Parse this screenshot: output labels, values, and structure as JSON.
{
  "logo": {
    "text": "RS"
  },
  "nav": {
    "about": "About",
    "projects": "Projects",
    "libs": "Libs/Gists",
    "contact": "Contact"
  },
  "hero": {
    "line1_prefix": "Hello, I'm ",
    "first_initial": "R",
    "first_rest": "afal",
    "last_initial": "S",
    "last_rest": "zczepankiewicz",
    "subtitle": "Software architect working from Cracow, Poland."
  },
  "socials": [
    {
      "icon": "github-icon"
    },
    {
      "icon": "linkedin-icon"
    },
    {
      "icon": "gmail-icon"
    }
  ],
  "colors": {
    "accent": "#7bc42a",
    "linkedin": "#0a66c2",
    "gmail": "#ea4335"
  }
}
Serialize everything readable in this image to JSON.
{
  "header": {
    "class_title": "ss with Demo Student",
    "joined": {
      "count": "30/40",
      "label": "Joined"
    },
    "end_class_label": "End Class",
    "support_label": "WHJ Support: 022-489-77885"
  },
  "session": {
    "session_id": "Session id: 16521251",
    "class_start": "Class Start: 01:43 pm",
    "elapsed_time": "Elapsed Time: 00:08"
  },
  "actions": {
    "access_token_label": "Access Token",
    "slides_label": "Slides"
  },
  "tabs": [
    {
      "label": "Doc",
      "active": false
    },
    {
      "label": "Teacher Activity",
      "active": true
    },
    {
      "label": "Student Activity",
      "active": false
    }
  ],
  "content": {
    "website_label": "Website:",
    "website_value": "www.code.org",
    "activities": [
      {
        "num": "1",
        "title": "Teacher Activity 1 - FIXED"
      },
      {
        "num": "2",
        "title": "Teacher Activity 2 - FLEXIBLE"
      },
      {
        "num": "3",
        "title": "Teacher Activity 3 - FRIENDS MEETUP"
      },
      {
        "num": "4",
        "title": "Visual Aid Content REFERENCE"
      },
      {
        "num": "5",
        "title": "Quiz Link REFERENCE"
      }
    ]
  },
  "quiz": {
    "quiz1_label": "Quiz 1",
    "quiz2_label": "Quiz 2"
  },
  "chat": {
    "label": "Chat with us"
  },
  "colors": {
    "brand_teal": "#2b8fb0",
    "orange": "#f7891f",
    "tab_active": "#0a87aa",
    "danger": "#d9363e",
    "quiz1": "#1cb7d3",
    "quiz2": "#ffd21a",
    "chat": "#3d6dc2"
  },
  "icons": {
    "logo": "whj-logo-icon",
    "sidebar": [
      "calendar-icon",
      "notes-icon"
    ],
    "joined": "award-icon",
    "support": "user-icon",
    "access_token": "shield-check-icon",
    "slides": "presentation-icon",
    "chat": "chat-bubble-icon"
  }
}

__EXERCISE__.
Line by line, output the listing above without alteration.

__OUTPUT FOR THIS EXERCISE__.
Parse this screenshot: output labels, values, and structure as JSON.
{
  "logo": {
    "text": "RS"
  },
  "nav": {
    "about": "About",
    "projects": "Projects",
    "libs": "Libs/Gists",
    "contact": "Contact"
  },
  "hero": {
    "line1_prefix": "Hello, I'm ",
    "first_initial": "R",
    "first_rest": "afal",
    "last_initial": "S",
    "last_rest": "zczepankiewicz",
    "subtitle": "Software architect working from Cracow, Poland."
  },
  "socials": [
    {
      "icon": "github-icon"
    },
    {
      "icon": "linkedin-icon"
    },
    {
      "icon": "gmail-icon"
    }
  ],
  "colors": {
    "accent": "#7bc42a",
    "linkedin": "#0a66c2",
    "gmail": "#ea4335"
  }
}
Serialize everything readable in this image to JSON.
{
  "header": {
    "class_title": "ss with Demo Student",
    "joined": {
      "count": "30/40",
      "label": "Joined"
    },
    "end_class_label": "End Class",
    "support_label": "WHJ Support: 022-489-77885"
  },
  "session": {
    "session_id": "Session id: 16521251",
    "class_start": "Class Start: 01:43 pm",
    "elapsed_time": "Elapsed Time: 00:08"
  },
  "actions": {
    "access_token_label": "Access Token",
    "slides_label": "Slides"
  },
  "tabs": [
    {
      "label": "Doc",
      "active": false
    },
    {
      "label": "Teacher Activity",
      "active": true
    },
    {
      "label": "Student Activity",
      "active": false
    }
  ],
  "content": {
    "website_label": "Website:",
    "website_value": "www.code.org",
    "activities": [
      {
        "num": "1",
        "title": "Teacher Activity 1 - FIXED"
      },
      {
        "num": "2",
        "title": "Teacher Activity 2 - FLEXIBLE"
      },
      {
        "num": "3",
        "title": "Teacher Activity 3 - FRIENDS MEETUP"
      },
      {
        "num": "4",
        "title": "Visual Aid Content REFERENCE"
      },
      {
        "num": "5",
        "title": "Quiz Link REFERENCE"
      }
    ]
  },
  "quiz": {
    "quiz1_label": "Quiz 1",
    "quiz2_label": "Quiz 2"
  },
  "chat": {
    "label": "Chat with us"
  },
  "colors": {
    "brand_teal": "#2b8fb0",
    "orange": "#f7891f",
    "tab_active": "#0a87aa",
    "danger": "#d9363e",
    "quiz1": "#1cb7d3",
    "quiz2": "#ffd21a",
    "chat": "#3d6dc2"
  },
  "icons": {
    "logo": "whj-logo-icon",
    "sidebar": [
      "calendar-icon",
      "notes-icon"
    ],
    "joined": "award-icon",
    "support": "user-icon",
    "access_token": "shield-check-icon",
    "slides": "presentation-icon",
    "chat": "chat-bubble-icon"
  }
}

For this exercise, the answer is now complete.